Dataset rows for apps and sites:
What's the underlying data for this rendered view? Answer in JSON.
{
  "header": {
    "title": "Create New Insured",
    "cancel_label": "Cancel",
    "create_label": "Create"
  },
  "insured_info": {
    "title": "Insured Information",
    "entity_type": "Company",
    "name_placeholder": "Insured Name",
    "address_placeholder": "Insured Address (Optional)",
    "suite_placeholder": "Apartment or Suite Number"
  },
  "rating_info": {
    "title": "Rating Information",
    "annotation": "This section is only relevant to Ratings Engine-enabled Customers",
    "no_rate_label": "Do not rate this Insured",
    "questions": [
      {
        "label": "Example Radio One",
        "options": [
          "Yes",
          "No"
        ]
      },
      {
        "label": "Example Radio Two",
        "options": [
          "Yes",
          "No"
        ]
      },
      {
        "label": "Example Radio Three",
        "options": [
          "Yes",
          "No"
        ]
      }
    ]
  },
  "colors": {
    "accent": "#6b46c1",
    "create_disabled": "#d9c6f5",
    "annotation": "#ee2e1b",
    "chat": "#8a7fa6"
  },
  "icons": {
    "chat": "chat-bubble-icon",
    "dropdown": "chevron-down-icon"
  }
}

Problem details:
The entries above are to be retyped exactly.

Exercise response:
What's the underlying data for this rendered view? Answer in JSON.
{
  "header": {
    "title": "Create New Insured",
    "cancel_label": "Cancel",
    "create_label": "Create"
  },
  "insured_info": {
    "title": "Insured Information",
    "entity_type": "Company",
    "name_placeholder": "Insured Name",
    "address_placeholder": "Insured Address (Optional)",
    "suite_placeholder": "Apartment or Suite Number"
  },
  "rating_info": {
    "title": "Rating Information",
    "annotation": "This section is only relevant to Ratings Engine-enabled Customers",
    "no_rate_label": "Do not rate this Insured",
    "questions": [
      {
        "label": "Example Radio One",
        "options": [
          "Yes",
          "No"
        ]
      },
      {
        "label": "Example Radio Two",
        "options": [
          "Yes",
          "No"
        ]
      },
      {
        "label": "Example Radio Three",
        "options": [
          "Yes",
          "No"
        ]
      }
    ]
  },
  "colors": {
    "accent": "#6b46c1",
    "create_disabled": "#d9c6f5",
    "annotation": "#ee2e1b",
    "chat": "#8a7fa6"
  },
  "icons": {
    "chat": "chat-bubble-icon",
    "dropdown": "chevron-down-icon"
  }
}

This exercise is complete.